(App and web page records)
Segment Open

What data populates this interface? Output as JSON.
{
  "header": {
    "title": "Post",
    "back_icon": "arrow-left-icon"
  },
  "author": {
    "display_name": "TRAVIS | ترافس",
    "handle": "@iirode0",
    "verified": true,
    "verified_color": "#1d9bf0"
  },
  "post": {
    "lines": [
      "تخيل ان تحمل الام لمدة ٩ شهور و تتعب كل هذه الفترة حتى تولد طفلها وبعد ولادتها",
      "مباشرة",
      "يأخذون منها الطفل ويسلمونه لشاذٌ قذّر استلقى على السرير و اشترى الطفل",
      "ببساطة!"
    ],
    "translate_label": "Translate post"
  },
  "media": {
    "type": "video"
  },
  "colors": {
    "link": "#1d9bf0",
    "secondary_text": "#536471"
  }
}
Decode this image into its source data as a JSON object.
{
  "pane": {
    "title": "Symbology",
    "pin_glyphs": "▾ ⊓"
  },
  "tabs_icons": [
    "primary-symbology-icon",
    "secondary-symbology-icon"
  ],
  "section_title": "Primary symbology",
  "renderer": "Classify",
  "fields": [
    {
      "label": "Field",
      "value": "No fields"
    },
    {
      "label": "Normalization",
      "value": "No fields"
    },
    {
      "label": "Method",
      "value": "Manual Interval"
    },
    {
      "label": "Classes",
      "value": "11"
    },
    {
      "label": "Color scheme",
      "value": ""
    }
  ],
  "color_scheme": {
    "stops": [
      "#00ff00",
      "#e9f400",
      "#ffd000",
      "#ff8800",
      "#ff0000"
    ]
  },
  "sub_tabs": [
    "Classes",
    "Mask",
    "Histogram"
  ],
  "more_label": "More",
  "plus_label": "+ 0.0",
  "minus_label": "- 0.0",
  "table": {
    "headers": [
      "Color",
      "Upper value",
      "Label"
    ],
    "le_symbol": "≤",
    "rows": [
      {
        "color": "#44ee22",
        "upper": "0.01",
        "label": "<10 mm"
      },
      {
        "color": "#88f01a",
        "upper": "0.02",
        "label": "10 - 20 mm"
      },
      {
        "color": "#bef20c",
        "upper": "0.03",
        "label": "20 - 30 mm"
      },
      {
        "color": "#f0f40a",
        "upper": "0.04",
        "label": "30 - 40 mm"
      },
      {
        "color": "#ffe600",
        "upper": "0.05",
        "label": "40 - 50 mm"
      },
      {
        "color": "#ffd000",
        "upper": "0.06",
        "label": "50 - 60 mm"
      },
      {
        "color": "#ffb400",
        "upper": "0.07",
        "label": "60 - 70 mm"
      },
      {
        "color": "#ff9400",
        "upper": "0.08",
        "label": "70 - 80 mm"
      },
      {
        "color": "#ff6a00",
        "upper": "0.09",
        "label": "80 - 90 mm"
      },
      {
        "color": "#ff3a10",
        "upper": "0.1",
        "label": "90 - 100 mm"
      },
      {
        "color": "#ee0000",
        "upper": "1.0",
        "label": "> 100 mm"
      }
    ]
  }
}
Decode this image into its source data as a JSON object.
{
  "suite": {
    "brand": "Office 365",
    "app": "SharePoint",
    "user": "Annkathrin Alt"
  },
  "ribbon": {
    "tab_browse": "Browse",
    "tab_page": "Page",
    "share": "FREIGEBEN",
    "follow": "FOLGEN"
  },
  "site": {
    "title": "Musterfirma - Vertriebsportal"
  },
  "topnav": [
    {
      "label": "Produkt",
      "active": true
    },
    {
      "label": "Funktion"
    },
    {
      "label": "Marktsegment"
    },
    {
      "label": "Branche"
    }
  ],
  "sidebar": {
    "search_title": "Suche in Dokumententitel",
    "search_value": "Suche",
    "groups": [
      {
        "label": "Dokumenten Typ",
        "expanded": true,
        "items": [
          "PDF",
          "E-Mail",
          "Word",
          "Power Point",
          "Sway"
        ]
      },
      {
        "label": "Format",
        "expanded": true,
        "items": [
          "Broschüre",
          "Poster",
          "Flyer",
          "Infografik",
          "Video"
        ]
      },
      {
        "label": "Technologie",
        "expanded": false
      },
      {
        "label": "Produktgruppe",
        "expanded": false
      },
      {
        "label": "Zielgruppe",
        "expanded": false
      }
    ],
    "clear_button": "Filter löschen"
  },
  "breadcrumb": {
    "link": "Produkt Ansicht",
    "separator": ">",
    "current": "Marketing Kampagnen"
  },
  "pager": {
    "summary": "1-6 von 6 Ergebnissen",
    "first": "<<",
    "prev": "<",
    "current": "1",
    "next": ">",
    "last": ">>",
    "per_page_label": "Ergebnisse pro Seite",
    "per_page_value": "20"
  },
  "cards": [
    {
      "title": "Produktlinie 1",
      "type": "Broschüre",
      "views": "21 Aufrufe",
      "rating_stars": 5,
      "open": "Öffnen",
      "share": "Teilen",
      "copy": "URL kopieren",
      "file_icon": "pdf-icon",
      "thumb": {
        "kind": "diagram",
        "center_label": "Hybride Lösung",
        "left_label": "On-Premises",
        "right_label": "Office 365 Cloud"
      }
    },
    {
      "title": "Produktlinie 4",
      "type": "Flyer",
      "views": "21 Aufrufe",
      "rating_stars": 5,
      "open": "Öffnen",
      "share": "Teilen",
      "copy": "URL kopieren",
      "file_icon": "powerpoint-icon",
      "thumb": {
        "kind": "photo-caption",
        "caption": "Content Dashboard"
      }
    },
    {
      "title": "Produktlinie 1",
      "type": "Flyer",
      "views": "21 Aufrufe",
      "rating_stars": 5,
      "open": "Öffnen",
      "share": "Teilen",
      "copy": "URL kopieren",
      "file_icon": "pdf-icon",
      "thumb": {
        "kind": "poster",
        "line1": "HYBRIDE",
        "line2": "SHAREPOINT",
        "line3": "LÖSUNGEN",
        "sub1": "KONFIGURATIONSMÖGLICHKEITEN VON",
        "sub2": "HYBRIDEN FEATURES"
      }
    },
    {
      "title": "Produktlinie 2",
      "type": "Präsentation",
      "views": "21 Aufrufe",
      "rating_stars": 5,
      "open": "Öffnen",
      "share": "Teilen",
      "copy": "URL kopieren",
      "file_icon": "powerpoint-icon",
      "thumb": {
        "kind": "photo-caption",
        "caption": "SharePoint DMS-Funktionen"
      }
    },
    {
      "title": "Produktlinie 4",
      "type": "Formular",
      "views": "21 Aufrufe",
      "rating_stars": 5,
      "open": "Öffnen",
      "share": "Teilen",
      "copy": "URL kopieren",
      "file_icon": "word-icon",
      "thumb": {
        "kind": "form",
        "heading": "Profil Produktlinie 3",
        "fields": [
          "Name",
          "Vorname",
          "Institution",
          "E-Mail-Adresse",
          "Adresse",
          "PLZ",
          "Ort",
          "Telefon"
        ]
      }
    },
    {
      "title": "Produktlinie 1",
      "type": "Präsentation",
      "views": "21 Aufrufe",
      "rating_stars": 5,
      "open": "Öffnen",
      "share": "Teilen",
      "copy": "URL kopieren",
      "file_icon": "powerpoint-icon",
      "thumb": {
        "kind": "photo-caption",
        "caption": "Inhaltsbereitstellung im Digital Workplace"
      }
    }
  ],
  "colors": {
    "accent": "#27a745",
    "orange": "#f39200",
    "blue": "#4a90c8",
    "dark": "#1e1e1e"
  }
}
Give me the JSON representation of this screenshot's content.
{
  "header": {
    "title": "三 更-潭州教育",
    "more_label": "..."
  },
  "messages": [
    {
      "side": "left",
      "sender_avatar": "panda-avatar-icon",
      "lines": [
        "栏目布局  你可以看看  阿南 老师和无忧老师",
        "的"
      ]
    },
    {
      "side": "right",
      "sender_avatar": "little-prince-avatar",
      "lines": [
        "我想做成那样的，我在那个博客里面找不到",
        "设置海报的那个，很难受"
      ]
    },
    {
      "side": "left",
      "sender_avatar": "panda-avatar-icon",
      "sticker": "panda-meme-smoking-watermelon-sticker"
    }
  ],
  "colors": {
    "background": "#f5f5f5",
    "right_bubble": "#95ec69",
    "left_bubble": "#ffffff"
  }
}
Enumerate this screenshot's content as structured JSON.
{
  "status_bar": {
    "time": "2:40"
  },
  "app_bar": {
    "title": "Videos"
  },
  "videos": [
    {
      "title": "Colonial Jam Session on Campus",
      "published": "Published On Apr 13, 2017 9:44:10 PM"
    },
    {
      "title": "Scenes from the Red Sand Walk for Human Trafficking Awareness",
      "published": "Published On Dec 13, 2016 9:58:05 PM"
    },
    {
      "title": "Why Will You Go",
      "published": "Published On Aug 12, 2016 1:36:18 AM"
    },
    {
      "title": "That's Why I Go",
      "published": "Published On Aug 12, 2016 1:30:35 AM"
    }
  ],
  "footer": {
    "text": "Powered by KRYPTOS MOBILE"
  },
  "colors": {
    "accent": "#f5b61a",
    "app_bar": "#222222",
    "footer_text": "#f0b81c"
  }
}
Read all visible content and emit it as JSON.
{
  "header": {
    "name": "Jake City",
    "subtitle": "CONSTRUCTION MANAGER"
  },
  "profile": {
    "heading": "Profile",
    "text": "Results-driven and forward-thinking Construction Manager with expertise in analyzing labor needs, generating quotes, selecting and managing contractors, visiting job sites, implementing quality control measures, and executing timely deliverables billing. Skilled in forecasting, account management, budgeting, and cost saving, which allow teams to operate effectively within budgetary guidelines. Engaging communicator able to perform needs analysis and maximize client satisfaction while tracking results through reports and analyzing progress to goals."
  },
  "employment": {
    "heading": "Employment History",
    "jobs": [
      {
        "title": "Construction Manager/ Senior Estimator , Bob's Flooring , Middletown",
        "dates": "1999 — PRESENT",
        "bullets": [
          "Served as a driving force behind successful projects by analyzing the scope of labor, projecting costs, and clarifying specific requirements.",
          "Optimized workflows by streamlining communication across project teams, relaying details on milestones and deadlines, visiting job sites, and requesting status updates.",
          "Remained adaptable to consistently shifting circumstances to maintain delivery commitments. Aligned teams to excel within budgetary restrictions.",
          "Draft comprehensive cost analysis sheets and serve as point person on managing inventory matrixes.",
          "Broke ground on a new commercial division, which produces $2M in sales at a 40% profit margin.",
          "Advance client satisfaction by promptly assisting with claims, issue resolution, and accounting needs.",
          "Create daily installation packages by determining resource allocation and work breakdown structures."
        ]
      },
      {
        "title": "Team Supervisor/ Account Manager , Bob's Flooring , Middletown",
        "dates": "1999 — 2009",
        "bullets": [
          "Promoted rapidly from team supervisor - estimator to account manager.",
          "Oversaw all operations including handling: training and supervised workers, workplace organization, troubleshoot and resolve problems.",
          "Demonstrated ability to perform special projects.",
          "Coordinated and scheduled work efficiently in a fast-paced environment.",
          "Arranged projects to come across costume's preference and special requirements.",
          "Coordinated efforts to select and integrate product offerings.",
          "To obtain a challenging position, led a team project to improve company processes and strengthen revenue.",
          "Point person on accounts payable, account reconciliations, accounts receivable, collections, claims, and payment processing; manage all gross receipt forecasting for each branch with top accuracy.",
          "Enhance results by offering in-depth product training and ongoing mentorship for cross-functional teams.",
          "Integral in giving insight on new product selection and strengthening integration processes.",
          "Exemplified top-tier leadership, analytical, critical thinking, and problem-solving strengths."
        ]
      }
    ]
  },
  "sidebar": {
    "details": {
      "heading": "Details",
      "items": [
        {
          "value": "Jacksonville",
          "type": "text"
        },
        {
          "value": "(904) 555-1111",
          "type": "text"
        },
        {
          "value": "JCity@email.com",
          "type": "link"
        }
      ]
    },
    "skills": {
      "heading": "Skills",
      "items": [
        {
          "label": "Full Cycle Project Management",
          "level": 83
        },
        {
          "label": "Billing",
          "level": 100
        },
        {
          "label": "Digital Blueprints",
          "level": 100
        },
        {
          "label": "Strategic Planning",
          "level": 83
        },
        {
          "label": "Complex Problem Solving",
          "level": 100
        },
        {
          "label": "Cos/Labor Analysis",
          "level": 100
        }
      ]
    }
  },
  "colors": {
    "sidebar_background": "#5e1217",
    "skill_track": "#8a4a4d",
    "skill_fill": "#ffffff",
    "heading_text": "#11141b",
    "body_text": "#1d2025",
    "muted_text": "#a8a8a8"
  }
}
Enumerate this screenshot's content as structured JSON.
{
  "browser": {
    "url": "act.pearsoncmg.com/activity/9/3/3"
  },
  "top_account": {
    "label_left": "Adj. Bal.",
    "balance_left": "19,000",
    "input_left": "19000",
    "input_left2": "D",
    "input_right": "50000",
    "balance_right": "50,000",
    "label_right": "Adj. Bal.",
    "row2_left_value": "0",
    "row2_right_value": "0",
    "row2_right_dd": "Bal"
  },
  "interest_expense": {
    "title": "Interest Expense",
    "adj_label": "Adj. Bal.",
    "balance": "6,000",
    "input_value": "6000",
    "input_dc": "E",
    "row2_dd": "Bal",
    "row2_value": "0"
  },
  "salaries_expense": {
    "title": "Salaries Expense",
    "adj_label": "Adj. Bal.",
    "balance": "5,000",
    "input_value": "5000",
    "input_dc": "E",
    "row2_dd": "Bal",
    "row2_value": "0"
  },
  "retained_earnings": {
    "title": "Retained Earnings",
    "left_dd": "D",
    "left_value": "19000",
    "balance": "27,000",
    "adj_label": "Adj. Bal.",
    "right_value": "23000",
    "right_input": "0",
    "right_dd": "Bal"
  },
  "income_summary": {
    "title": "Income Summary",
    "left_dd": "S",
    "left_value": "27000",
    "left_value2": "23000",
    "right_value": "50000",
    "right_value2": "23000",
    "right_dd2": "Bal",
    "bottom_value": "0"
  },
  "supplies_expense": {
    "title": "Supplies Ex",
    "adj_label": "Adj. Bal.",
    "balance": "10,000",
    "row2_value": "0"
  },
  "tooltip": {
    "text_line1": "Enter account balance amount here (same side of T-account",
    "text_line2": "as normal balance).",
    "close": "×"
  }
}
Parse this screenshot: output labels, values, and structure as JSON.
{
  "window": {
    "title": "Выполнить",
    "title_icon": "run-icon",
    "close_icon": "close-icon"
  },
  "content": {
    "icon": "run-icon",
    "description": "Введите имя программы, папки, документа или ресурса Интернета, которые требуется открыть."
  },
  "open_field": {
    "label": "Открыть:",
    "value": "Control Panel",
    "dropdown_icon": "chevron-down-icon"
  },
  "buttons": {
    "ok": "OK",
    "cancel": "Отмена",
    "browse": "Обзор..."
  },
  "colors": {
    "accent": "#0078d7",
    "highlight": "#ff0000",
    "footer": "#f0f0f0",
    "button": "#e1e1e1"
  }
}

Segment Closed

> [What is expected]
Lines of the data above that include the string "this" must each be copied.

> [Exercise answer]
What data populates this interface? Output as JSON.
Decode this image into its source data as a JSON object.
Decode this image into its source data as a JSON object.
Give me the JSON representation of this screenshot's content.
Enumerate this screenshot's content as structured JSON.
Enumerate this screenshot's content as structured JSON.
Parse this screenshot: output labels, values, and structure as JSON.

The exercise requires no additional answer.